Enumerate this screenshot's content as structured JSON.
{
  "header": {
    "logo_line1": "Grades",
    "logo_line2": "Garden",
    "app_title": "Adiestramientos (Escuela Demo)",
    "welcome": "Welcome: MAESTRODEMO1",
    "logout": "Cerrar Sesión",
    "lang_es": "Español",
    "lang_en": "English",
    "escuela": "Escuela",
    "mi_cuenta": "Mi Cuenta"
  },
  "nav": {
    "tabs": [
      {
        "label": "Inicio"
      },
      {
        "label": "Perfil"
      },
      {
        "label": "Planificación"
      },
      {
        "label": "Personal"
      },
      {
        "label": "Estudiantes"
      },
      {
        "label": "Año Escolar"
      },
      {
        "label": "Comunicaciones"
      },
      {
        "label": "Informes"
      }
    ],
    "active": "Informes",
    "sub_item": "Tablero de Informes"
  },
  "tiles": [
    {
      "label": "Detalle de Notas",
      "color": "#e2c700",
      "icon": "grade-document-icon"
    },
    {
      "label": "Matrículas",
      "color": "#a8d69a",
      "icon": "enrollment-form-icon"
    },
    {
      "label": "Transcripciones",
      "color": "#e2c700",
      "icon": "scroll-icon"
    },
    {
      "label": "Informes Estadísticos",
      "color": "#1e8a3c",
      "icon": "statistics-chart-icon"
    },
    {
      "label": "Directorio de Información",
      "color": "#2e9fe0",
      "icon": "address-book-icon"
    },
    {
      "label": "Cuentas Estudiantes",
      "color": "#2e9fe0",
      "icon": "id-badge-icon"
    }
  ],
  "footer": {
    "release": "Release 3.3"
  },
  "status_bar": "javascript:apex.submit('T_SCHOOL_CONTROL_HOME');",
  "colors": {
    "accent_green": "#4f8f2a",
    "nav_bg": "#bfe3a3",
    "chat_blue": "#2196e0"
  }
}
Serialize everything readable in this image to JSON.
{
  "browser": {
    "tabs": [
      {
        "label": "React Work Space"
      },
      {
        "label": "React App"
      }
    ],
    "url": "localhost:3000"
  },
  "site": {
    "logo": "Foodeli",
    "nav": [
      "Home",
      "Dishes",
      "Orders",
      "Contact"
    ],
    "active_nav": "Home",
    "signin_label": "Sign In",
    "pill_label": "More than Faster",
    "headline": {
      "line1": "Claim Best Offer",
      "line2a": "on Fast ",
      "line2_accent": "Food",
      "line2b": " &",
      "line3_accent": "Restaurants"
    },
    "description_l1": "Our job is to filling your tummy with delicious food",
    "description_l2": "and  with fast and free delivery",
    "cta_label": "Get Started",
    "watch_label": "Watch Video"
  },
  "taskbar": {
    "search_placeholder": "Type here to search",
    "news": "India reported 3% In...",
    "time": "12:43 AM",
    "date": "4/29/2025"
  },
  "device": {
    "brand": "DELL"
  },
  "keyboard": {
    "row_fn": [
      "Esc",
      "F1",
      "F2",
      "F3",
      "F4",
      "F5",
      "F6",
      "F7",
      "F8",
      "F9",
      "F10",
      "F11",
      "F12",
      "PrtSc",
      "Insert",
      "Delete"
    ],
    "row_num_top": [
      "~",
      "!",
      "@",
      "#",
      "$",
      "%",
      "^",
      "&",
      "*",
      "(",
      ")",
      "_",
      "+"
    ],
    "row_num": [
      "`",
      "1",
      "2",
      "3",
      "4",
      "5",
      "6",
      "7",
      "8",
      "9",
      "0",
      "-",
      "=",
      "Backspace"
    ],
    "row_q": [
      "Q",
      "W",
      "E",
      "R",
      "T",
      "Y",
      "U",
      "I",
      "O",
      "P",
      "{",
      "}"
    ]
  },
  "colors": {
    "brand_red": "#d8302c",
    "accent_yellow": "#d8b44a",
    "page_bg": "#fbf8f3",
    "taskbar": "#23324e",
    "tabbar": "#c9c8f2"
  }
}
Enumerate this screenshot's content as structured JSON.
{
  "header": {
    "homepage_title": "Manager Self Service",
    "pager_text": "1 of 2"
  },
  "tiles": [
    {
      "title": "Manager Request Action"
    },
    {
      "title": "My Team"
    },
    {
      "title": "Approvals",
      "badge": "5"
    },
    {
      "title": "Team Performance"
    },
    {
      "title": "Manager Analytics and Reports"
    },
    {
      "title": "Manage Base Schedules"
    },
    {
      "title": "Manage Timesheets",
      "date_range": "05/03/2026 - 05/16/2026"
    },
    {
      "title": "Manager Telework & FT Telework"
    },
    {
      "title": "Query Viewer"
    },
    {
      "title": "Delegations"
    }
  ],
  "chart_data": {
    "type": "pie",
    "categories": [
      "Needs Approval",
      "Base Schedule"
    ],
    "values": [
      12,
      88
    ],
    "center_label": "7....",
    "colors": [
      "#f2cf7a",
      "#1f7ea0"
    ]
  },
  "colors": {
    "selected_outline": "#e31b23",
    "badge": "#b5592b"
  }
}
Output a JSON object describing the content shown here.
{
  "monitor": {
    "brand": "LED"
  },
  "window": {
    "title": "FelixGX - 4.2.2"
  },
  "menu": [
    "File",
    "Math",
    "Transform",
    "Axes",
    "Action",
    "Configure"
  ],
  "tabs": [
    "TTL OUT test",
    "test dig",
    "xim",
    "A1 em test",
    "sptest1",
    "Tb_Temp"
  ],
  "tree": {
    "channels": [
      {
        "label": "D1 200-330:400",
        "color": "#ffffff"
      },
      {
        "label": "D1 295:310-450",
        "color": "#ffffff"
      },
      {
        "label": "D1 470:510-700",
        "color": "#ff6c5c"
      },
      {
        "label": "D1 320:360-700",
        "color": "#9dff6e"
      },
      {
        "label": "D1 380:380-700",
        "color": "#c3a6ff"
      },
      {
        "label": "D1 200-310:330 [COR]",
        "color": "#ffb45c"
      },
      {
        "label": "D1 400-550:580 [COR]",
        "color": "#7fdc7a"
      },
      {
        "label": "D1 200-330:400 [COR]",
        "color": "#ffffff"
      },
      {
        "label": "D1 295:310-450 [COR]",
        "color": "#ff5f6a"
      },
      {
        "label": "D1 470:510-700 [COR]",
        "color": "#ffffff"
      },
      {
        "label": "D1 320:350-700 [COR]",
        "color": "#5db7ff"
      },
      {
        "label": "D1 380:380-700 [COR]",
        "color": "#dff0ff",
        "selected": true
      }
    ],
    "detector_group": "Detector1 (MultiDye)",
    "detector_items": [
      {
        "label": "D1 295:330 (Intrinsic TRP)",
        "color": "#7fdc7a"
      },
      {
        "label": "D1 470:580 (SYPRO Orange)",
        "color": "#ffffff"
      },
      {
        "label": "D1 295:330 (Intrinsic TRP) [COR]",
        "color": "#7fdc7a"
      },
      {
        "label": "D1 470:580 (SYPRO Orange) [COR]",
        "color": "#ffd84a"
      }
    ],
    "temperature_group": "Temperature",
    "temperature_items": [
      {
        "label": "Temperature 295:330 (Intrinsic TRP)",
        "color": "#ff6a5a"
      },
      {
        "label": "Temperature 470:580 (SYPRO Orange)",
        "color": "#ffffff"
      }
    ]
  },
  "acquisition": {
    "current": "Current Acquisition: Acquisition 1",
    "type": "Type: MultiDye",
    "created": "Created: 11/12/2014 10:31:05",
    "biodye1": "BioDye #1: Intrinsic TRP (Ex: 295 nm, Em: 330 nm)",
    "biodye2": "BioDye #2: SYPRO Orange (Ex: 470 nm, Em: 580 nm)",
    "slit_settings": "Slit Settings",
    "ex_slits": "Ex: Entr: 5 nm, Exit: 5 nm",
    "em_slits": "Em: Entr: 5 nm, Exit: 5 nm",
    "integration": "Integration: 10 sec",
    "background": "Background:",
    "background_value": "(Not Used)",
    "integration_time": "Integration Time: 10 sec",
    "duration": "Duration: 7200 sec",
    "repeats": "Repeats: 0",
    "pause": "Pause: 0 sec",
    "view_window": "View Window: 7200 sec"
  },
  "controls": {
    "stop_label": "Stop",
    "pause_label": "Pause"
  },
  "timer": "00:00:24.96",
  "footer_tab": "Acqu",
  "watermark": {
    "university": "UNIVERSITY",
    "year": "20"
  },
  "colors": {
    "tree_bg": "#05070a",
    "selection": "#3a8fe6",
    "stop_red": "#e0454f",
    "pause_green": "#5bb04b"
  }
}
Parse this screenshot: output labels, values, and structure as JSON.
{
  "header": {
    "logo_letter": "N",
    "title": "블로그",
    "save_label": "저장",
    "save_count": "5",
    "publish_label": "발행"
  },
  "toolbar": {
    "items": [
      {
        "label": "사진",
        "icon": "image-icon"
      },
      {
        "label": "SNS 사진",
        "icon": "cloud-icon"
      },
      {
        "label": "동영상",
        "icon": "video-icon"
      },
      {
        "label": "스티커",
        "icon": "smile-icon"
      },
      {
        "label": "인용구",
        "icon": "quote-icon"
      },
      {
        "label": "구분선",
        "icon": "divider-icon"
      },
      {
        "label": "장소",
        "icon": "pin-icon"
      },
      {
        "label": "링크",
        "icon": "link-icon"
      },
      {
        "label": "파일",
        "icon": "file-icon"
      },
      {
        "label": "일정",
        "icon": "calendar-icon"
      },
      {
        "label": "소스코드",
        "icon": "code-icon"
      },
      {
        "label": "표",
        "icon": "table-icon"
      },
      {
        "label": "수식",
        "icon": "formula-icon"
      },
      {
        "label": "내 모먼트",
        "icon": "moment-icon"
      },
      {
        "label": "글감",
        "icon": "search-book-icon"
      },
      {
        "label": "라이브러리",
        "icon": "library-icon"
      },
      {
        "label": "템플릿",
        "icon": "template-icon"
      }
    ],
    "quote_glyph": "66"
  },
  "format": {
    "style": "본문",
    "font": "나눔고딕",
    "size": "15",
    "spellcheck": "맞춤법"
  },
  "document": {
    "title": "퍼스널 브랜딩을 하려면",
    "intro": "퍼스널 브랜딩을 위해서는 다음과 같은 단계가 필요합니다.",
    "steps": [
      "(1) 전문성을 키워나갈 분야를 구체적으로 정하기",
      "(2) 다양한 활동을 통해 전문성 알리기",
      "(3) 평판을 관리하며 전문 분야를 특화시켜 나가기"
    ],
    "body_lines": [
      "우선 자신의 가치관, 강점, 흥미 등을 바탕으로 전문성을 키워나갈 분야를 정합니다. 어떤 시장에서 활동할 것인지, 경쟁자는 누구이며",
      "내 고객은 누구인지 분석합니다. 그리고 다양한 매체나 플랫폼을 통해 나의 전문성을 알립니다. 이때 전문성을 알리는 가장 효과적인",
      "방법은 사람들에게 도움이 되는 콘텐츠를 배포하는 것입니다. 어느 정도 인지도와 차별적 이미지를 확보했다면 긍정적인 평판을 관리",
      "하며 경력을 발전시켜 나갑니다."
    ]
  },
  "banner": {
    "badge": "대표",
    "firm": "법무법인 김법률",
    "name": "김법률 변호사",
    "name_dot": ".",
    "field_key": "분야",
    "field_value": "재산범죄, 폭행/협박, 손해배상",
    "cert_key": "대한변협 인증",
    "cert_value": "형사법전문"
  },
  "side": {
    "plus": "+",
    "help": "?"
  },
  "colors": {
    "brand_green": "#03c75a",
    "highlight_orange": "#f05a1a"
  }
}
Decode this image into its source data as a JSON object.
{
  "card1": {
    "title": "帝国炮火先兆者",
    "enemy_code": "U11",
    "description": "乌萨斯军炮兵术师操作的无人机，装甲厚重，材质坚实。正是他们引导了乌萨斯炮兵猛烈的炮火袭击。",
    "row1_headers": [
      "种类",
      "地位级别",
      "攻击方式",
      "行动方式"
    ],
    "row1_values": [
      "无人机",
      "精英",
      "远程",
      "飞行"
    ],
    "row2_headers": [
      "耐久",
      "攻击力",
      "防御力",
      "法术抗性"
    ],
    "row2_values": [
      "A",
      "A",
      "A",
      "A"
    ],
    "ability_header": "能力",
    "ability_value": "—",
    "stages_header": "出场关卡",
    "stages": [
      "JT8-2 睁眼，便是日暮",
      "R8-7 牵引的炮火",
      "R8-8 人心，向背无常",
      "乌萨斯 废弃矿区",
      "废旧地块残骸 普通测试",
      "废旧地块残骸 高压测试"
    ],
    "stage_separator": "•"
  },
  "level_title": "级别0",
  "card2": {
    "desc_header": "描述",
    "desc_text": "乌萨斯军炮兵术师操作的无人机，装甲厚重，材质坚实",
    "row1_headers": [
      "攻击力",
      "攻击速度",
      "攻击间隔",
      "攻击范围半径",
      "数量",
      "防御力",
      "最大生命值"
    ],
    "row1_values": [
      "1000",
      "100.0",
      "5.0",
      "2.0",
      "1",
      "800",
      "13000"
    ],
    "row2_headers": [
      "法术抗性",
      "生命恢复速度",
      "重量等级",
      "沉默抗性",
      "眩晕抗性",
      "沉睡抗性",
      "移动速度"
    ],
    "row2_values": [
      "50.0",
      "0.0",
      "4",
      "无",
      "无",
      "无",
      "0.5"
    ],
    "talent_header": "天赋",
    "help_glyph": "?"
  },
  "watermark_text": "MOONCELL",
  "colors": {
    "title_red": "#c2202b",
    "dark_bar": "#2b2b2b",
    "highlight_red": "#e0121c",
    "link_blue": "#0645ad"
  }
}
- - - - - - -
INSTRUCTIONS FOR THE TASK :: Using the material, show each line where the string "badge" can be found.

SOLUTION BELOW ::
      "icon": "id-badge-icon"
      "badge": "5"
    "badge": "#b5592b"
    "badge": "대표",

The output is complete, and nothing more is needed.